*Study material:*
##############################

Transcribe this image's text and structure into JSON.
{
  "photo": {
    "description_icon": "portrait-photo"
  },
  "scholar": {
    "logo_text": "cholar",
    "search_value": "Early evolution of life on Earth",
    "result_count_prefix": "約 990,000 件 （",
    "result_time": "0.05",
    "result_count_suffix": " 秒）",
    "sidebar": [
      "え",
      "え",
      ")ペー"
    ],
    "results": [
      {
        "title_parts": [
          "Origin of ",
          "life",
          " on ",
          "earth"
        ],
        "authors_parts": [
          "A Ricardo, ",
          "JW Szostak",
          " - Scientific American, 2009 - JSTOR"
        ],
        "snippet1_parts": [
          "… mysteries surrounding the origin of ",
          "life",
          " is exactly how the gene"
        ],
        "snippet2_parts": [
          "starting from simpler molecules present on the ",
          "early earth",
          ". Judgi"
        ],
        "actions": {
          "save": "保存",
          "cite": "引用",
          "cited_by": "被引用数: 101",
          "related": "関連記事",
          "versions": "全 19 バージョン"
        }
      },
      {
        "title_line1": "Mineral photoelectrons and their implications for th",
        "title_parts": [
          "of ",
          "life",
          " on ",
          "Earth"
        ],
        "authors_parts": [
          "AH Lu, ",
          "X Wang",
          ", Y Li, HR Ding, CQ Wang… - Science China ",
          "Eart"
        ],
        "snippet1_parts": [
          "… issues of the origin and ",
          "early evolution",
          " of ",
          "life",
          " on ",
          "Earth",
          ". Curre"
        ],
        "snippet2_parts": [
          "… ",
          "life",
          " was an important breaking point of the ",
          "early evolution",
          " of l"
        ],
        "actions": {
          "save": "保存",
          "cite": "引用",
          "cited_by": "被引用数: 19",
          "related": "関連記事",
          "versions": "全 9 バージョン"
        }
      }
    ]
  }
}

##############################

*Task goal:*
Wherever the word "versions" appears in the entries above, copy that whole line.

*Exercise result:*
          "versions": "全 19 バージョン"
          "versions": "全 9 バージョン"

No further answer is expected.